Exercise objective: Could you reproduce all of the entries below without a single change?
━━━━━ Material supplied
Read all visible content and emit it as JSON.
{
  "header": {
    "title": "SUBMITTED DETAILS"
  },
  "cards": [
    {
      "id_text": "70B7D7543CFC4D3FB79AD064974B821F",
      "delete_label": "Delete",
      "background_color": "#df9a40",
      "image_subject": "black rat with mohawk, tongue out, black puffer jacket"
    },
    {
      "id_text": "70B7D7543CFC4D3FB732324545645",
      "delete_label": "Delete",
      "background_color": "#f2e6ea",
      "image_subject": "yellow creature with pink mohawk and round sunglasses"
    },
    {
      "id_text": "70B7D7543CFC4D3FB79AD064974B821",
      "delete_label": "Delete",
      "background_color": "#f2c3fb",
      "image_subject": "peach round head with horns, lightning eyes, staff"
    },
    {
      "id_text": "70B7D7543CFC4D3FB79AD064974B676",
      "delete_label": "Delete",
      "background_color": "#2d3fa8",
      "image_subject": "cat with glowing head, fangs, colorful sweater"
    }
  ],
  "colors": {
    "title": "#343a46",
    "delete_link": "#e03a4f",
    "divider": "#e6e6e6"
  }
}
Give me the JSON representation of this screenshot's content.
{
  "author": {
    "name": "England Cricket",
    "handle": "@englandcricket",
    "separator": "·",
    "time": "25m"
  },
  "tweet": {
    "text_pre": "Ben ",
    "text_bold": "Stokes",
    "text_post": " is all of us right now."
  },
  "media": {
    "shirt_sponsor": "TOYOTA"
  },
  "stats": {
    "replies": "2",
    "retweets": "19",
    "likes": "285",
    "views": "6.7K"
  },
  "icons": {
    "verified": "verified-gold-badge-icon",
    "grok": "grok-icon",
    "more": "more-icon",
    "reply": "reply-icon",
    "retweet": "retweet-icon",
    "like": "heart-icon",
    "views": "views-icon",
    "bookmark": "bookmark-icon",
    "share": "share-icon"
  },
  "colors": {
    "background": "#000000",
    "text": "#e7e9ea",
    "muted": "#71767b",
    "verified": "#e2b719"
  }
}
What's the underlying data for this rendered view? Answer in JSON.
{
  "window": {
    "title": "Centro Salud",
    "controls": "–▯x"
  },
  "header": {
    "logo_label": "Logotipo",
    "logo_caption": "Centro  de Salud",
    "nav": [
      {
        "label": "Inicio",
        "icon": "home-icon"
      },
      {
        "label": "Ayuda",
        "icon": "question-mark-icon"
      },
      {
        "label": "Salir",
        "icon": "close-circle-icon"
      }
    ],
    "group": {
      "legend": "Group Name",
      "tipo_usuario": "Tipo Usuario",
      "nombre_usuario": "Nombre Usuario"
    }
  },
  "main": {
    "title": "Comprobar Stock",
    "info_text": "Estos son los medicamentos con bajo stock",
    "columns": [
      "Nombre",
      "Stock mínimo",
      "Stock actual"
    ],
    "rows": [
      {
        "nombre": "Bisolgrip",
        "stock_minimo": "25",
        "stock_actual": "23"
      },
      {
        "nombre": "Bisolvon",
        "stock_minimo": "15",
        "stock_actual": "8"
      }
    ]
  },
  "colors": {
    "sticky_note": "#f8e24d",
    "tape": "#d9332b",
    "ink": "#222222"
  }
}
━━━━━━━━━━
Response to this exercise:
Read all visible content and emit it as JSON.
{
  "header": {
    "title": "SUBMITTED DETAILS"
  },
  "cards": [
    {
      "id_text": "70B7D7543CFC4D3FB79AD064974B821F",
      "delete_label": "Delete",
      "background_color": "#df9a40",
      "image_subject": "black rat with mohawk, tongue out, black puffer jacket"
    },
    {
      "id_text": "70B7D7543CFC4D3FB732324545645",
      "delete_label": "Delete",
      "background_color": "#f2e6ea",
      "image_subject": "yellow creature with pink mohawk and round sunglasses"
    },
    {
      "id_text": "70B7D7543CFC4D3FB79AD064974B821",
      "delete_label": "Delete",
      "background_color": "#f2c3fb",
      "image_subject": "peach round head with horns, lightning eyes, staff"
    },
    {
      "id_text": "70B7D7543CFC4D3FB79AD064974B676",
      "delete_label": "Delete",
      "background_color": "#2d3fa8",
      "image_subject": "cat with glowing head, fangs, colorful sweater"
    }
  ],
  "colors": {
    "title": "#343a46",
    "delete_link": "#e03a4f",
    "divider": "#e6e6e6"
  }
}
Give me the JSON representation of this screenshot's content.
{
  "author": {
    "name": "England Cricket",
    "handle": "@englandcricket",
    "separator": "·",
    "time": "25m"
  },
  "tweet": {
    "text_pre": "Ben ",
    "text_bold": "Stokes",
    "text_post": " is all of us right now."
  },
  "media": {
    "shirt_sponsor": "TOYOTA"
  },
  "stats": {
    "replies": "2",
    "retweets": "19",
    "likes": "285",
    "views": "6.7K"
  },
  "icons": {
    "verified": "verified-gold-badge-icon",
    "grok": "grok-icon",
    "more": "more-icon",
    "reply": "reply-icon",
    "retweet": "retweet-icon",
    "like": "heart-icon",
    "views": "views-icon",
    "bookmark": "bookmark-icon",
    "share": "share-icon"
  },
  "colors": {
    "background": "#000000",
    "text": "#e7e9ea",
    "muted": "#71767b",
    "verified": "#e2b719"
  }
}
What's the underlying data for this rendered view? Answer in JSON.
{
  "window": {
    "title": "Centro Salud",
    "controls": "–▯x"
  },
  "header": {
    "logo_label": "Logotipo",
    "logo_caption": "Centro  de Salud",
    "nav": [
      {
        "label": "Inicio",
        "icon": "home-icon"
      },
      {
        "label": "Ayuda",
        "icon": "question-mark-icon"
      },
      {
        "label": "Salir",
        "icon": "close-circle-icon"
      }
    ],
    "group": {
      "legend": "Group Name",
      "tipo_usuario": "Tipo Usuario",
      "nombre_usuario": "Nombre Usuario"
    }
  },
  "main": {
    "title": "Comprobar Stock",
    "info_text": "Estos son los medicamentos con bajo stock",
    "columns": [
      "Nombre",
      "Stock mínimo",
      "Stock actual"
    ],
    "rows": [
      {
        "nombre": "Bisolgrip",
        "stock_minimo": "25",
        "stock_actual": "23"
      },
      {
        "nombre": "Bisolvon",
        "stock_minimo": "15",
        "stock_actual": "8"
      }
    ]
  },
  "colors": {
    "sticky_note": "#f8e24d",
    "tape": "#d9332b",
    "ink": "#222222"
  }
}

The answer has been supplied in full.